The Lugosi opinion comments in passing that an inter vivos assignment of the right would be "synonymous with its exercise." 603 P.2d at 431, 160 Cal.Rptr. at 329. However, the repeated emphasis elsewhere in the opinion of the need to create a "tie-up ... with a business, product or service," id. at 428, 160 Cal.Rptr. at 326, indicates that such an assignment would create a survivable interest only to the extent that the assigned right was transformed from a potential interest into a realized commercial interest by exploitation in connection with a particular commercial activity
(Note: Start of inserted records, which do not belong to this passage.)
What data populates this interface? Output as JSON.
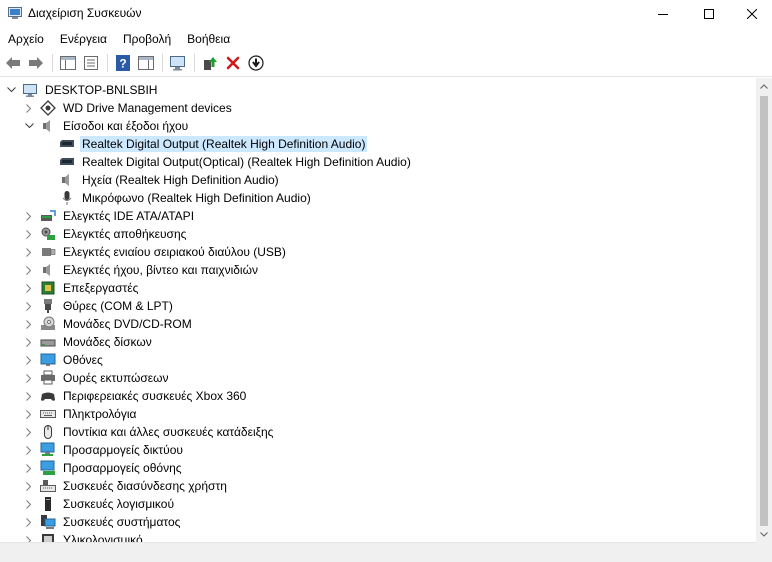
{
  "window": {
    "title": "Διαχείριση Συσκευών",
    "controls": [
      "minimize",
      "maximize",
      "close"
    ]
  },
  "menu": [
    "Αρχείο",
    "Ενέργεια",
    "Προβολή",
    "Βοήθεια"
  ],
  "toolbar": [
    "back-icon",
    "forward-icon",
    "show-hide-console-tree-icon",
    "properties-icon",
    "help-icon",
    "action-pane-icon",
    "scan-hardware-icon",
    "update-driver-icon",
    "uninstall-icon",
    "disable-device-icon"
  ],
  "tree": {
    "root": "DESKTOP-BNLSBIH",
    "categories": [
      {
        "label": "WD Drive Management devices",
        "icon": "wd-gear-icon",
        "expanded": false
      },
      {
        "label": "Είσοδοι και έξοδοι ήχου",
        "icon": "speaker-icon",
        "expanded": true,
        "children": [
          {
            "label": "Realtek Digital Output (Realtek High Definition Audio)",
            "icon": "audio-device-icon",
            "selected": true
          },
          {
            "label": "Realtek Digital Output(Optical) (Realtek High Definition Audio)",
            "icon": "audio-device-icon"
          },
          {
            "label": "Ηχεία (Realtek High Definition Audio)",
            "icon": "speaker-icon"
          },
          {
            "label": "Μικρόφωνο (Realtek High Definition Audio)",
            "icon": "microphone-icon"
          }
        ]
      },
      {
        "label": "Ελεγκτές IDE ATA/ATAPI",
        "icon": "ide-controller-icon",
        "expanded": false
      },
      {
        "label": "Ελεγκτές αποθήκευσης",
        "icon": "storage-controller-icon",
        "expanded": false
      },
      {
        "label": "Ελεγκτές ενιαίου σειριακού διαύλου (USB)",
        "icon": "usb-icon",
        "expanded": false
      },
      {
        "label": "Ελεγκτές ήχου, βίντεο και παιχνιδιών",
        "icon": "speaker-icon",
        "expanded": false
      },
      {
        "label": "Επεξεργαστές",
        "icon": "processor-icon",
        "expanded": false
      },
      {
        "label": "Θύρες (COM & LPT)",
        "icon": "port-icon",
        "expanded": false
      },
      {
        "label": "Μονάδες DVD/CD-ROM",
        "icon": "dvd-drive-icon",
        "expanded": false
      },
      {
        "label": "Μονάδες δίσκων",
        "icon": "disk-drive-icon",
        "expanded": false
      },
      {
        "label": "Οθόνες",
        "icon": "monitor-icon",
        "expanded": false
      },
      {
        "label": "Ουρές εκτυπώσεων",
        "icon": "printer-icon",
        "expanded": false
      },
      {
        "label": "Περιφερειακές συσκευές Xbox 360",
        "icon": "gamepad-icon",
        "expanded": false
      },
      {
        "label": "Πληκτρολόγια",
        "icon": "keyboard-icon",
        "expanded": false
      },
      {
        "label": "Ποντίκια και άλλες συσκευές κατάδειξης",
        "icon": "mouse-icon",
        "expanded": false
      },
      {
        "label": "Προσαρμογείς δικτύου",
        "icon": "network-adapter-icon",
        "expanded": false
      },
      {
        "label": "Προσαρμογείς οθόνης",
        "icon": "display-adapter-icon",
        "expanded": false
      },
      {
        "label": "Συσκευές διασύνδεσης χρήστη",
        "icon": "hid-icon",
        "expanded": false
      },
      {
        "label": "Συσκευές λογισμικού",
        "icon": "software-device-icon",
        "expanded": false
      },
      {
        "label": "Συσκευές συστήματος",
        "icon": "system-device-icon",
        "expanded": false
      },
      {
        "label": "Υλικολογισμικό",
        "icon": "firmware-icon",
        "expanded": false
      }
    ]
  },
  "colors": {
    "selection": "#cce8ff",
    "accent": "#0078d7"
  }
}
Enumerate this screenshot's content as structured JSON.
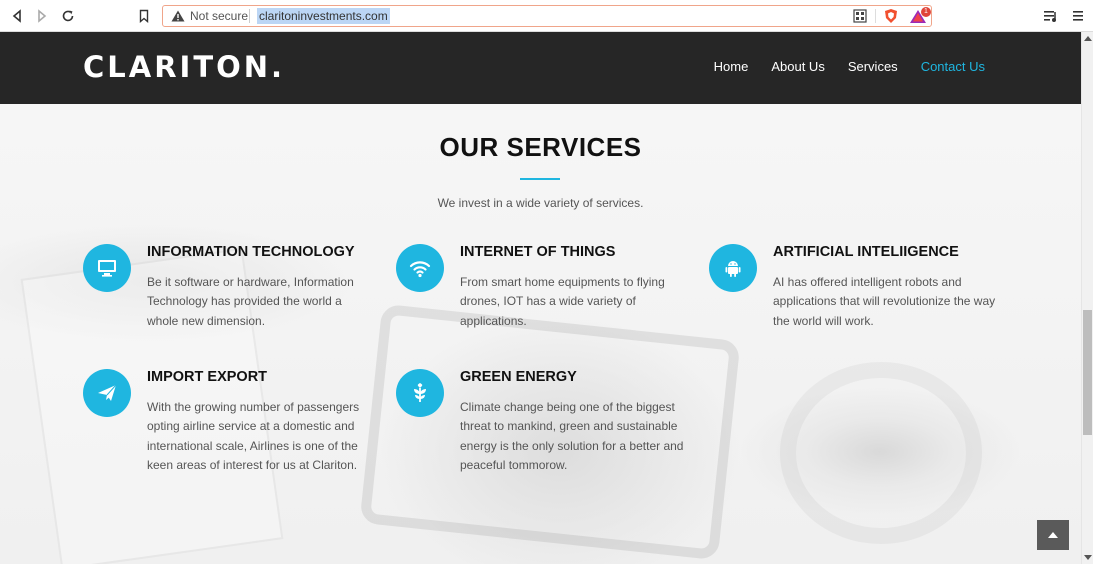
{
  "browser": {
    "security_label": "Not secure",
    "url": "claritoninvestments.com",
    "rewards_badge": "1"
  },
  "site": {
    "logo": "CLARITON.",
    "nav": [
      {
        "label": "Home",
        "active": false
      },
      {
        "label": "About Us",
        "active": false
      },
      {
        "label": "Services",
        "active": false
      },
      {
        "label": "Contact Us",
        "active": true
      }
    ]
  },
  "services_section": {
    "title": "OUR SERVICES",
    "subtitle": "We invest in a wide variety of services.",
    "items": [
      {
        "icon": "monitor-icon",
        "title": "INFORMATION TECHNOLOGY",
        "text": "Be it software or hardware, Information Technology has provided the world a whole new dimension."
      },
      {
        "icon": "wifi-icon",
        "title": "INTERNET OF THINGS",
        "text": "From smart home equipments to flying drones, IOT has a wide variety of applications."
      },
      {
        "icon": "android-icon",
        "title": "ARTIFICIAL INTELIIGENCE",
        "text": "AI has offered intelligent robots and applications that will revolutionize the way the world will work."
      },
      {
        "icon": "paper-plane-icon",
        "title": "IMPORT EXPORT",
        "text": "With the growing number of passengers opting airline service at a domestic and international scale, Airlines is one of the keen areas of interest for us at Clariton."
      },
      {
        "icon": "leaf-icon",
        "title": "GREEN ENERGY",
        "text": "Climate change being one of the biggest threat to mankind, green and sustainable energy is the only solution for a better and peaceful tommorow."
      }
    ]
  },
  "colors": {
    "accent": "#1fb6e0",
    "header_bg": "#262626",
    "back_to_top_bg": "#5a5a5a"
  }
}
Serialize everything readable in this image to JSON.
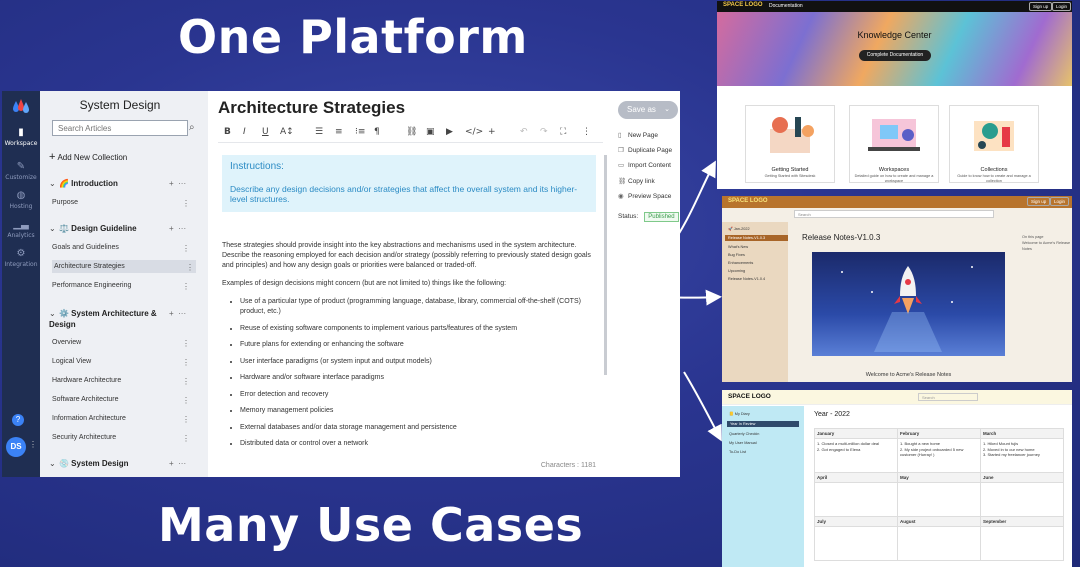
{
  "headlines": {
    "top": "One Platform",
    "bottom": "Many Use Cases"
  },
  "rail": {
    "items": [
      {
        "label": "Workspace",
        "icon": "folder-icon"
      },
      {
        "label": "Customize",
        "icon": "brush-icon"
      },
      {
        "label": "Hosting",
        "icon": "globe-icon"
      },
      {
        "label": "Analytics",
        "icon": "chart-icon"
      },
      {
        "label": "Integration",
        "icon": "plug-icon"
      }
    ],
    "avatar": "DS"
  },
  "sidebar": {
    "title": "System Design",
    "search_placeholder": "Search Articles",
    "add_collection": "Add New Collection",
    "sections": [
      {
        "label": "🌈 Introduction",
        "links": [
          "Purpose"
        ]
      },
      {
        "label": "⚖️ Design Guideline",
        "links": [
          "Goals and Guidelines",
          "Architecture Strategies",
          "Performance Engineering"
        ]
      },
      {
        "label": "⚙️ System Architecture & Design",
        "links": [
          "Overview",
          "Logical View",
          "Hardware Architecture",
          "Software Architecture",
          "Information Architecture",
          "Security Architecture"
        ]
      },
      {
        "label": "💿 System Design",
        "links": []
      }
    ],
    "active_link": "Architecture Strategies"
  },
  "editor": {
    "title": "Architecture Strategies",
    "instructions_heading": "Instructions:",
    "instructions_body": "Describe any design decisions and/or strategies that affect the overall system and its higher-level structures.",
    "paragraph1": "These strategies should provide insight into the key abstractions and mechanisms used in the system architecture. Describe the reasoning employed for each decision and/or strategy (possibly referring to previously stated design goals and principles) and how any design goals or priorities were balanced or traded-off.",
    "paragraph2": "Examples of design decisions might concern (but are not limited to) things like the following:",
    "bullets": [
      "Use of a particular type of product (programming language, database, library, commercial off-the-shelf (COTS) product, etc.)",
      "Reuse of existing software components to implement various parts/features of the system",
      "Future plans for extending or enhancing the software",
      "User interface paradigms (or system input and output models)",
      "Hardware and/or software interface paradigms",
      "Error detection and recovery",
      "Memory management policies",
      "External databases and/or data storage management and persistence",
      "Distributed data or control over a network"
    ],
    "characters_label": "Characters : 1181"
  },
  "right_panel": {
    "save_as": "Save as",
    "actions": [
      "New Page",
      "Duplicate Page",
      "Import Content",
      "Copy link",
      "Preview Space"
    ],
    "status_label": "Status:",
    "status_value": "Published"
  },
  "shot1": {
    "brand": "SPACE LOGO",
    "nav_title": "Documentation",
    "signup": "Sign up",
    "login": "Login",
    "hero_title": "Knowledge Center",
    "hero_cta": "Complete Documentation",
    "cards": [
      {
        "title": "Getting Started",
        "desc": "Getting Started with Sitesdesk"
      },
      {
        "title": "Workspaces",
        "desc": "Detailed guide on how to create and manage a workspace"
      },
      {
        "title": "Collections",
        "desc": "Guide to know how to create and manage a collection"
      }
    ]
  },
  "shot2": {
    "brand": "SPACE LOGO",
    "signup": "Sign up",
    "login": "Login",
    "search_placeholder": "Search",
    "sidebar_items": [
      "🚀 Jan-2022",
      "Release Notes-V1.0.3",
      "What's New",
      "Bug Fixes",
      "Enhancements",
      "Upcoming",
      "Release Notes-V1.0.4"
    ],
    "title": "Release Notes-V1.0.3",
    "caption": "Welcome to Acme's Release Notes",
    "right_text": [
      "On this page",
      "Welcome to Acme's Release Notes"
    ]
  },
  "shot3": {
    "brand": "SPACE LOGO",
    "search_placeholder": "Search",
    "sidebar_items": [
      "📒 My Diary",
      "Year In Review",
      "Quarterly Checkin",
      "My User Manual",
      "To-Do List"
    ],
    "title": "Year - 2022",
    "months": [
      "January",
      "February",
      "March",
      "April",
      "May",
      "June",
      "July",
      "August",
      "September"
    ],
    "entries": {
      "January": [
        "1. Closed a multi-million dollar deal",
        "2. Got engaged to Elena"
      ],
      "February": [
        "1. Bought a new home",
        "2. My side project onboarded 5 new customer (Hurray! )"
      ],
      "March": [
        "1. Hiked Mount fujis",
        "2. Moved in to our new home",
        "3. Started my freelancer journey"
      ]
    }
  }
}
Judge Conner drew support for his view from the following passage in Justice Mosk's concurring opinion in Lugosi: "An original creation of a fictional figure played exclusively by its creator may well be protectible. (Goldstein v. California, (1973) 412 U.S. 546, 93 S.Ct. 2303, 37 L.Ed.2d 163) Thus, Groucho Marx just being Groucho Marx, with his moustache, cigar, slouch and leer, cannot be exploited by others." 603 P.2d at 432, 160 Cal.Rptr. at 330. We do not read this passage, or the balance of the concurrence, as altering our view that California recognizes either no descendible right of publicity or at most a descendible right to protect against use of a name and likeness in connection with a product or service for which the celebrity exploited his publicity right. Justice Mosk was disagreeing with the assumption, made by his colleagues, that Lugosi even had the opportunity while alive to exploit a right of publicity to his likeness as Dracula. Groucho, Justice Mosk suggests, would have had such an opportunity because of the originality of his distinctive character. But by joining the opinion of the Court, Justice Mosk must have been accepting the view that even if a person like Groucho had used his opportunity to exploit an original character, his heirs would have no more than a right in connection with the product he chose to promote, if, contrary to the pronouncement in Guglielmi, there is any descendible right at all
Plaintiffs-appellees allege that each of the Marx Brothers, during their lives, promoted various products, ranging from Plymouth automobiles to Smirnoff Vodka
In Guglielmi, the three members of the California Supreme Court who had dissented in Lugosi and who had favored a descendible right of publicity without a requirement of exploitation as to products or services, concurred in the Court's refusal to award damages for the televised exhibition of the fictionalized account of Valentino's life. Guglielmi v. Spelling-Goldberg Productions, supra, 603 P.2d at 455, 160 Cal.Rptr. at 353 (Bird, C.J., concurring, joined by Tobriner & Manuel, JJ.). Chief Justice Bird's concurring opinion, with which Justice Newman agreed, id. at 464, 160 Cal.Rptr. at 362, stated that the descendible right of publicity she would recognize would not entitle its holder to any protection against "expressive works," id. at 461, 160 Cal.Rptr. 359, a view that she described as "defin(ing) one boundary of this state's common law right of publicity." Id. at 464, 160 Cal.Rptr. at 362
In addition to the state law claim based on a descendible right of publicity, plaintiffs also alleged causes of action for false representation in violation of section 43(a) of the Lanham Act, 15 U.S.C. § 1125(a) (1976), and state law claims of misappropriation, interference with contractual relations and unfair competition, and infringement of common-law copyright. Though appellants urge us to direct dismissal of the complaint upon reversal of the certified ruling on appeal, we prefer to have the District Court consider whether any of plaintiffs' other claims, which are not before us, survive our rejection of their right of publicity claim